Cypress Branch State Park is a public recreation area located on Catoctin Mountain in Frederick County, Maryland. The state park has scenic views of the Potomac River and offers trails for hiking, biking, horseback riding, and cross-country skiing. It is managed by the Maryland Department of Natural Resources. The park was developed during World War II as part of an effort to create jobs for veterans through the federal government’s New Deal agencies. Workers with the WPA and CCC created park facilities that were used until their disbandment in 1943.
In 1970, the National Park Service designated the site as a national historic landmark because of its significance. The state took charge of the property in 1976 when it purchased the land from Mrs. William H. Putch, who had inherited the estate after her husband died in 1969. The park officially opened under the name Fort Frederick State Park in 1981; however, locals continued to refer to it by its original name, Cypress Branch State Park, so it was renamed in 2020.
The park’s main feature is its forested valley which provides a setting for the Longwood Range of the University of Virginia. The park also features several waterfalls, including Lower Falls (the highest at 65 feet), Mill Falls, Upper Falls, Cascade Falls, and Devil’s Waterfall. Trails are provided for hikers, cyclists, horses, and skiers. There is a picnic area overlooking the river and three covered shelters. A boat launch allows access to the Potomac River.
The park is open year-round but unstaffed. Camping is allowed in specified areas and there is a cabin available to rent. Facilities include pit toilets and no drinking water. No swimming or fishing is permitted off the dock. Accessibility for the disabled was assessed by WestRock, Inc., and rated “accessible” by the standards of the Americans with Disabilities Act. No special accommodations are made for visitors with physical challenges.
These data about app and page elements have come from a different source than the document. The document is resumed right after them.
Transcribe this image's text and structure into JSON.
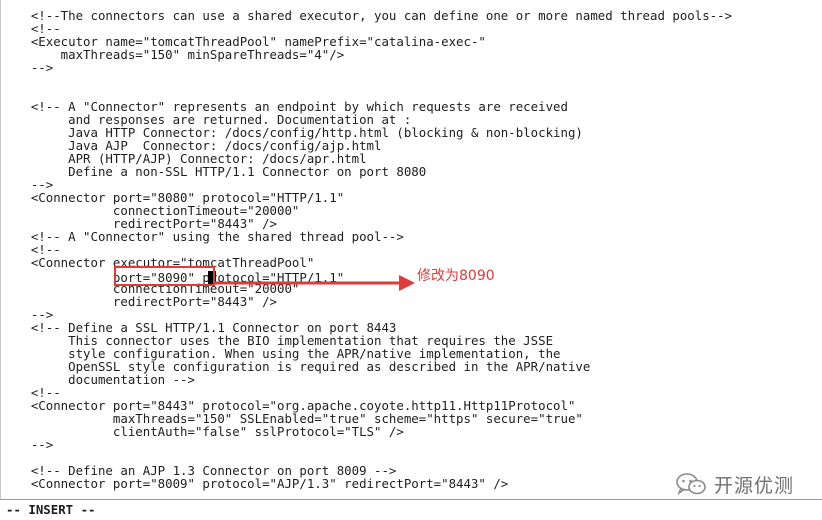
{
  "editor": {
    "lines": [
      "    <!--The connectors can use a shared executor, you can define one or more named thread pools-->",
      "    <!--",
      "    <Executor name=\"tomcatThreadPool\" namePrefix=\"catalina-exec-\"",
      "        maxThreads=\"150\" minSpareThreads=\"4\"/>",
      "    -->",
      "",
      "",
      "    <!-- A \"Connector\" represents an endpoint by which requests are received",
      "         and responses are returned. Documentation at :",
      "         Java HTTP Connector: /docs/config/http.html (blocking & non-blocking)",
      "         Java AJP  Connector: /docs/config/ajp.html",
      "         APR (HTTP/AJP) Connector: /docs/apr.html",
      "         Define a non-SSL HTTP/1.1 Connector on port 8080",
      "    -->",
      "    <Connector port=\"8080\" protocol=\"HTTP/1.1\"",
      "               connectionTimeout=\"20000\"",
      "               redirectPort=\"8443\" />",
      "    <!-- A \"Connector\" using the shared thread pool-->",
      "    <!--",
      "    <Connector executor=\"tomcatThreadPool\"",
      "               port=\"8090\" protocol=\"HTTP/1.1\"",
      "               connectionTimeout=\"20000\"",
      "               redirectPort=\"8443\" />",
      "    -->",
      "    <!-- Define a SSL HTTP/1.1 Connector on port 8443",
      "         This connector uses the BIO implementation that requires the JSSE",
      "         style configuration. When using the APR/native implementation, the",
      "         OpenSSL style configuration is required as described in the APR/native",
      "         documentation -->",
      "    <!--",
      "    <Connector port=\"8443\" protocol=\"org.apache.coyote.http11.Http11Protocol\"",
      "               maxThreads=\"150\" SSLEnabled=\"true\" scheme=\"https\" secure=\"true\"",
      "               clientAuth=\"false\" sslProtocol=\"TLS\" />",
      "    -->",
      "",
      "    <!-- Define an AJP 1.3 Connector on port 8009 -->",
      "    <Connector port=\"8009\" protocol=\"AJP/1.3\" redirectPort=\"8443\" />"
    ]
  },
  "annotation": {
    "label": "修改为8090",
    "color": "#e03a3a"
  },
  "status_bar": {
    "mode": "-- INSERT --"
  },
  "watermark": {
    "text": "开源优测",
    "icon": "wechat-icon"
  }
}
The park receives about 230,000 visitors annually.
In May 1942, more than 1,000 buildings were planned for construction in the Catoctin Mountain region, primarily residences for war workers. President Franklin D. Roosevelt authorized the project through his executive order # 8888 dated June 23, 1941. The Army Corps of Engineers set up the Designated Area Commission (DAC) headed by Major General George Moulton to plan the complex. The commission included architects, landscape architects, engineers, historians, archaeologists, and builders. Construction began in September 1944 with crews working around the clock.
Over 300 buildings were constructed in the next 18 months, many housing multiple families. At least one building was not completed until 1950. Most of these buildings have been demolished, although some remain standing as ruins. One of the few structures still standing is Building 1052, two stories tall with basement, built in 1947. This building became home to the park manager’s office until 1980, when it was abandoned except for occasional maintenance. Purchasing the property in 2000, the state decided to preserve this building as a historic structure and convert it into a museum and visitor center.